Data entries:

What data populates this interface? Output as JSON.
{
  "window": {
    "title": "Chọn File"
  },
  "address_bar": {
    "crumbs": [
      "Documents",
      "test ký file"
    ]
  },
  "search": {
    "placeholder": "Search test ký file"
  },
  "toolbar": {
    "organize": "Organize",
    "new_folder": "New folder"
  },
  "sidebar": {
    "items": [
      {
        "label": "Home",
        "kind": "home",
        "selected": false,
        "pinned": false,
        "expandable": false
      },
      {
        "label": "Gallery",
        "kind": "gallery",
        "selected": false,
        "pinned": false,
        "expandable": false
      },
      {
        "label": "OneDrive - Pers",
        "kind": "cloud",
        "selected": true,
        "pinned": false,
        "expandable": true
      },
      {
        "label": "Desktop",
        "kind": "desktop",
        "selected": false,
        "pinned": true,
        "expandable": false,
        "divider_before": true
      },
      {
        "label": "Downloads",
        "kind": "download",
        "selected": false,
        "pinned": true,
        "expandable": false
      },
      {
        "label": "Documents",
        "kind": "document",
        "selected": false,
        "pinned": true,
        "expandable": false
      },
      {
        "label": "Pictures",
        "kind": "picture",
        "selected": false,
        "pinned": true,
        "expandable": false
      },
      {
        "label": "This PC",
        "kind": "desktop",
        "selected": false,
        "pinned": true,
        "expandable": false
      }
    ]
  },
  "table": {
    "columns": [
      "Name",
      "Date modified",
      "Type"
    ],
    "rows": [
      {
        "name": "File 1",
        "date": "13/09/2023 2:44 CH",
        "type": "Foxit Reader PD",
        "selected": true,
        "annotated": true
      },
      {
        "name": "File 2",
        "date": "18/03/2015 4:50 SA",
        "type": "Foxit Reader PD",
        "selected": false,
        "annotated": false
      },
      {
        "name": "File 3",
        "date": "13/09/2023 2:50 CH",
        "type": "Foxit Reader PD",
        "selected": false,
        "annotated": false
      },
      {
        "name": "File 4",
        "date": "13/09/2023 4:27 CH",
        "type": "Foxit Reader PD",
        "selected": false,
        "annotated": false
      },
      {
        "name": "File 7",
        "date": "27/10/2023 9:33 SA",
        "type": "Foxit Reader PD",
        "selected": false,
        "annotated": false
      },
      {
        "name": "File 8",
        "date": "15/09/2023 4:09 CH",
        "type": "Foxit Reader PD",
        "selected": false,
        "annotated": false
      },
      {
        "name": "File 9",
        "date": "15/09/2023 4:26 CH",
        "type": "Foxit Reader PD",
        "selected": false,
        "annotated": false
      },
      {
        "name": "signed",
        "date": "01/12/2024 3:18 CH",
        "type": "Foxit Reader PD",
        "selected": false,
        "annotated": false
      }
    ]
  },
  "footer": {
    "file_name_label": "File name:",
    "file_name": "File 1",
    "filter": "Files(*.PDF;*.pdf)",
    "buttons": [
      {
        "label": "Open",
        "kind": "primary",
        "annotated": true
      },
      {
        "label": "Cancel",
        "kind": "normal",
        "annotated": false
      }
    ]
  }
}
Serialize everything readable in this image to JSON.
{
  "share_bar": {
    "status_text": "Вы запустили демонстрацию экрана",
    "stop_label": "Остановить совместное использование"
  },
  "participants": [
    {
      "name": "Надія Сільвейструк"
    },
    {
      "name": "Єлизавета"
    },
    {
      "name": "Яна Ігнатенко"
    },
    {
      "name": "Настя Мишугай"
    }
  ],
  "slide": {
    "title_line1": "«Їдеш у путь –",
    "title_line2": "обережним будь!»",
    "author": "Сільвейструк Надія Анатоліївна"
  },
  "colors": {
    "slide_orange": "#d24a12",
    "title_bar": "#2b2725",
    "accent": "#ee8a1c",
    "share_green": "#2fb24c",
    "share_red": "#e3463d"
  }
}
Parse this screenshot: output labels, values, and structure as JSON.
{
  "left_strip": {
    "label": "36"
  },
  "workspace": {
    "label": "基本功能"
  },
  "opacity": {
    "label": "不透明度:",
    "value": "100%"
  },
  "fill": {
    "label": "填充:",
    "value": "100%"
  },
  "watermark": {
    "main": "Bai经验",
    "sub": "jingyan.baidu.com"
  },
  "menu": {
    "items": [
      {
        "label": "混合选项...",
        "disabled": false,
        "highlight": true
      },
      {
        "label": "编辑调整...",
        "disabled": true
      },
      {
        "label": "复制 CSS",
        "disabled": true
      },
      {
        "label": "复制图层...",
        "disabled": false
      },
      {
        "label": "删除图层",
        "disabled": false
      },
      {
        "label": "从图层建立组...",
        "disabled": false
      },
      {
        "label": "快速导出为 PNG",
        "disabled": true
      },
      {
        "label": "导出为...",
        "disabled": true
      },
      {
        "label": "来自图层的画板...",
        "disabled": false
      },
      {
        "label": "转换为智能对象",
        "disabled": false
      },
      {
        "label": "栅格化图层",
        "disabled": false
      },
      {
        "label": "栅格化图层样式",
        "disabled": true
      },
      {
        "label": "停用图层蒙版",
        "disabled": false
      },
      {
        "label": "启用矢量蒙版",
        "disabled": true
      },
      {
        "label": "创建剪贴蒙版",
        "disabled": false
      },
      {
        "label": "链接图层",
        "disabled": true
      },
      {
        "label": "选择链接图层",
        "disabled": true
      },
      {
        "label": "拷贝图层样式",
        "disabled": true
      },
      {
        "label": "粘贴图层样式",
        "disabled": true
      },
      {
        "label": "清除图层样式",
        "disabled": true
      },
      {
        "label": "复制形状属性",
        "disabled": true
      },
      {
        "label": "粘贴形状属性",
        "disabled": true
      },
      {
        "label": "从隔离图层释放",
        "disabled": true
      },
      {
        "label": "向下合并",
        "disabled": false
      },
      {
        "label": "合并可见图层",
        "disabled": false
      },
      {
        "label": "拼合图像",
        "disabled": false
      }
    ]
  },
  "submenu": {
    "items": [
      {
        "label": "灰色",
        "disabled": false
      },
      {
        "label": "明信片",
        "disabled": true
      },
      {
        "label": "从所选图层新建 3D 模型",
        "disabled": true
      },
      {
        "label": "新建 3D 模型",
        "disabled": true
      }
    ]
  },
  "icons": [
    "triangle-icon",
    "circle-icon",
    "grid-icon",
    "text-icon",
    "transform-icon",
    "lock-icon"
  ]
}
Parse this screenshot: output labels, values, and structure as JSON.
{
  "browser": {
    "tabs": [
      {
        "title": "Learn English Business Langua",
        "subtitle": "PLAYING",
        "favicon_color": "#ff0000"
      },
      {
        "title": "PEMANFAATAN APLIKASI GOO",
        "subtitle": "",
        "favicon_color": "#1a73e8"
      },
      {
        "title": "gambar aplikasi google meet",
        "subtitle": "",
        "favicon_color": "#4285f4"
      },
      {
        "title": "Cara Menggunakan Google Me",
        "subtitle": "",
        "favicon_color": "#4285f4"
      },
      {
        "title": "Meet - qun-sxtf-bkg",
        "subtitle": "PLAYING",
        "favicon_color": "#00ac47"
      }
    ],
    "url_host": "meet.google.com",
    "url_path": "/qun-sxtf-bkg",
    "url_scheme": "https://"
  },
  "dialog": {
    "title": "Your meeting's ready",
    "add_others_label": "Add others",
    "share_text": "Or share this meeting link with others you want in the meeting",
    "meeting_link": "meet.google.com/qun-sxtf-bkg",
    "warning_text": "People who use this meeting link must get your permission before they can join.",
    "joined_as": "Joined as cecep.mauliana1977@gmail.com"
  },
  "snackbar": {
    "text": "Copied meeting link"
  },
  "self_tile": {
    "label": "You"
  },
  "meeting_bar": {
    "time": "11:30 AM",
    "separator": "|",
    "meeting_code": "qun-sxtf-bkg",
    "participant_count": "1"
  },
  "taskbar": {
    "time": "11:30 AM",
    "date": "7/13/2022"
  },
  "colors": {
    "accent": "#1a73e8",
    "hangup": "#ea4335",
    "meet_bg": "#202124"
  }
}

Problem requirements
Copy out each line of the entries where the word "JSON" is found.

The answer
What data populates this interface? Output as JSON.
Serialize everything readable in this image to JSON.
Parse this screenshot: output labels, values, and structure as JSON.
Parse this screenshot: output labels, values, and structure as JSON.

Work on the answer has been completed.